Entries taken from a collection:
§

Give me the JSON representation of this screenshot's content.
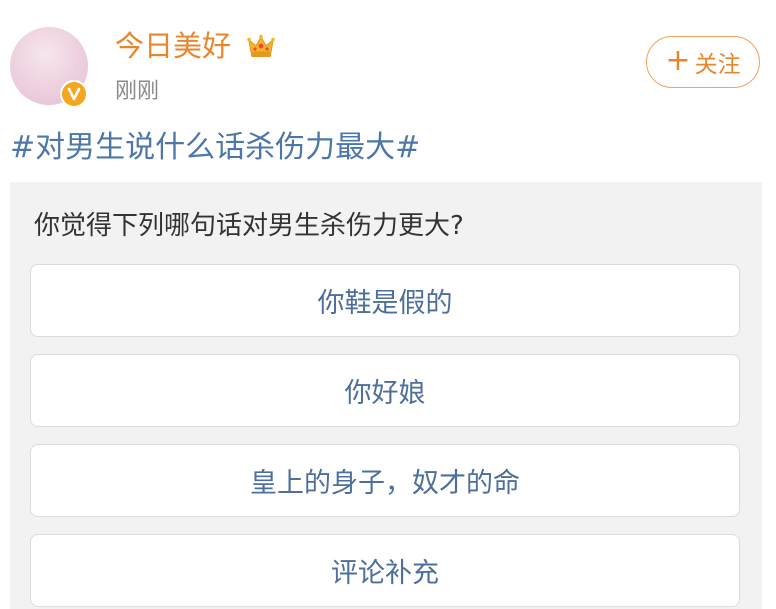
{
  "post": {
    "username": "今日美好",
    "time": "刚刚",
    "follow_label": "关注",
    "hashtag": "#对男生说什么话杀伤力最大#"
  },
  "icons": {
    "verified": "verified-v-icon",
    "crown": "crown-icon",
    "plus": "plus-icon"
  },
  "colors": {
    "username": "#e8862c",
    "link": "#4d77a8",
    "option_text": "#4d6f9a",
    "card_bg": "#f2f2f2",
    "badge": "#f3a620"
  },
  "poll": {
    "question": "你觉得下列哪句话对男生杀伤力更大?",
    "options": [
      {
        "label": "你鞋是假的"
      },
      {
        "label": "你好娘"
      },
      {
        "label": "皇上的身子，奴才的命"
      },
      {
        "label": "评论补充"
      }
    ]
  }
}
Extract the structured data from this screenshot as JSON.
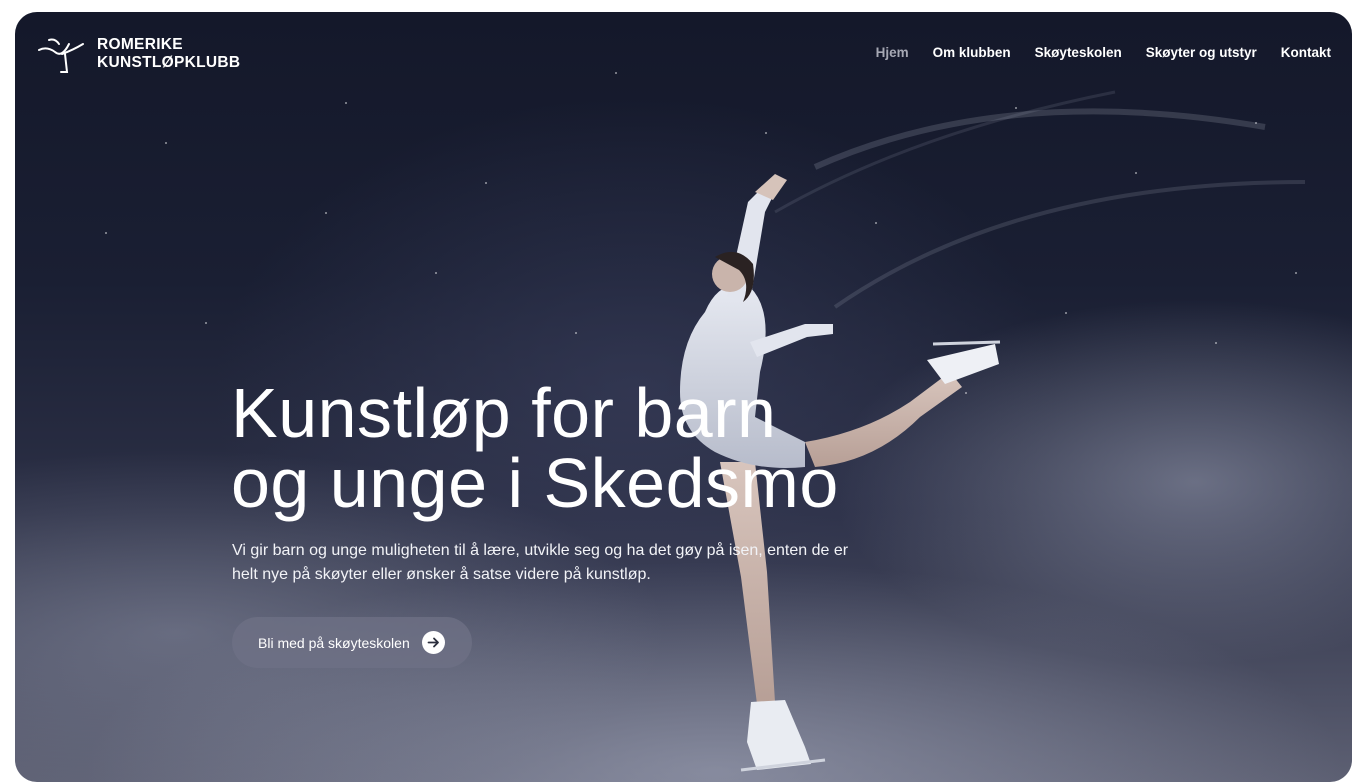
{
  "brand": {
    "line1": "ROMERIKE",
    "line2": "KUNSTLØPKLUBB",
    "logo_icon": "skater-logo-icon"
  },
  "nav": {
    "items": [
      {
        "label": "Hjem",
        "active": true
      },
      {
        "label": "Om klubben",
        "active": false
      },
      {
        "label": "Skøyteskolen",
        "active": false
      },
      {
        "label": "Skøyter og utstyr",
        "active": false
      },
      {
        "label": "Kontakt",
        "active": false
      }
    ]
  },
  "hero": {
    "title_line1": "Kunstløp for barn",
    "title_line2": "og unge i Skedsmo",
    "text_line1": "Vi gir barn og unge muligheten til å lære, utvikle seg og ha det gøy på isen, enten de er",
    "text_line2": "helt nye på skøyter eller ønsker å satse videre på kunstløp.",
    "cta_label": "Bli med på skøyteskolen",
    "cta_icon": "arrow-right-circle-icon"
  },
  "colors": {
    "background_dark": "#14182a",
    "nav_active": "#a6a8b4",
    "cta_bg": "#6e7185",
    "text": "#ffffff"
  }
}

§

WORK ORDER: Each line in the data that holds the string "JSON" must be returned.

RESULT FOR THIS TASK:
Give me the JSON representation of this screenshot's content.
Extract the structured data from this screenshot as JSON.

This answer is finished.